*Problem statement*.
Your answer must consist of one number: how many lines in the records contain "data".

Web page and app entries:
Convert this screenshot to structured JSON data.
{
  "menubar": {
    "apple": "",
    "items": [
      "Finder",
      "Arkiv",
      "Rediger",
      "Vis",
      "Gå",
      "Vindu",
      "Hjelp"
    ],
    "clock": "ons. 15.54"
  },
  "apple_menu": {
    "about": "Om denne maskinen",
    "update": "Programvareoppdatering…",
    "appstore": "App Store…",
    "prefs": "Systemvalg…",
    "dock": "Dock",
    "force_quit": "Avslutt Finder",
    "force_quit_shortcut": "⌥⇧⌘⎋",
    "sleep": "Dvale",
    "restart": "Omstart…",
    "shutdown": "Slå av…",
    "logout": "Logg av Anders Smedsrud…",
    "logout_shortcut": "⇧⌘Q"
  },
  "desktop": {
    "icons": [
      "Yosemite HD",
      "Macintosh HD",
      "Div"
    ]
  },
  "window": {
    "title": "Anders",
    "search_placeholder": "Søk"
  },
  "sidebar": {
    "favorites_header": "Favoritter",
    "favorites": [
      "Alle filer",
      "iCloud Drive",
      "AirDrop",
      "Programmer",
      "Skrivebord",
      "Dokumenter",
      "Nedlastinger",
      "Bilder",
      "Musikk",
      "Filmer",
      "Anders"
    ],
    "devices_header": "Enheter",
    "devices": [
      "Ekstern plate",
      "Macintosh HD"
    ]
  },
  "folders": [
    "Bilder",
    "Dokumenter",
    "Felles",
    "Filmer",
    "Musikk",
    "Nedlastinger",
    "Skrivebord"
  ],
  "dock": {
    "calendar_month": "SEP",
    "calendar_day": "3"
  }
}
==
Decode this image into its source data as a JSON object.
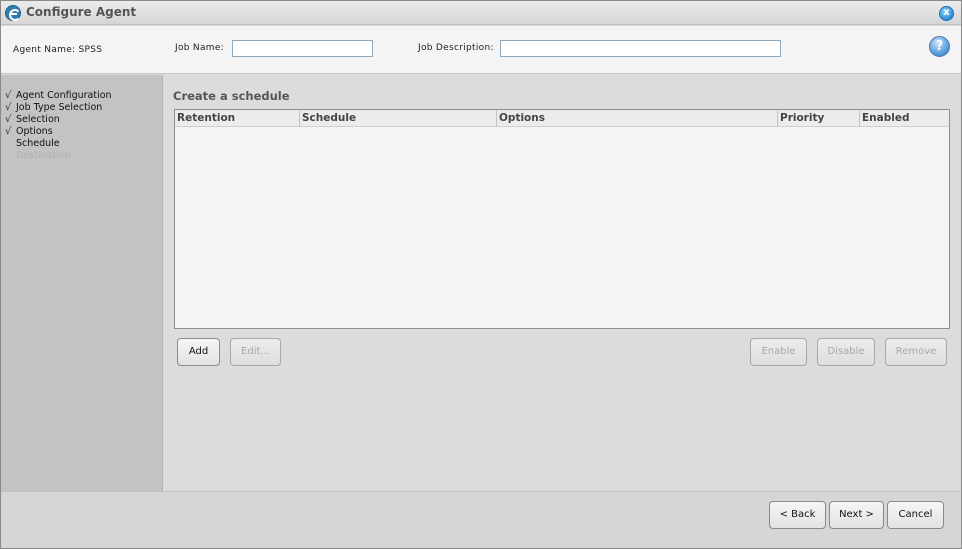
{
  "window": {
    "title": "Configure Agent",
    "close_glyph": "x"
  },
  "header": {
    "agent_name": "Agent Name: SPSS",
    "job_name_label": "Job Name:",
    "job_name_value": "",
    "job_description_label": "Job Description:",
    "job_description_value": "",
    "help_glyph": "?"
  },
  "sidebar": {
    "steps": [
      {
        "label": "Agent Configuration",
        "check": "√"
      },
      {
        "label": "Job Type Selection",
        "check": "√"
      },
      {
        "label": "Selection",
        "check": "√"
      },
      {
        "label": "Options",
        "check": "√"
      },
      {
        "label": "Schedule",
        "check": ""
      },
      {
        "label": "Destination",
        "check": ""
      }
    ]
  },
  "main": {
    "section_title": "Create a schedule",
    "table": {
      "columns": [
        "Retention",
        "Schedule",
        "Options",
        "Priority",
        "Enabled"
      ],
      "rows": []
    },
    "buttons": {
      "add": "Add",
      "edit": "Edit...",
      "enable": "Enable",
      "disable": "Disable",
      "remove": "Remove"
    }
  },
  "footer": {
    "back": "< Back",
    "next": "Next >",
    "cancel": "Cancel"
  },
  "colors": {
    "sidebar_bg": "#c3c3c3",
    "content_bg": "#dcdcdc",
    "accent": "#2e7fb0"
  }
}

*Task response*.
2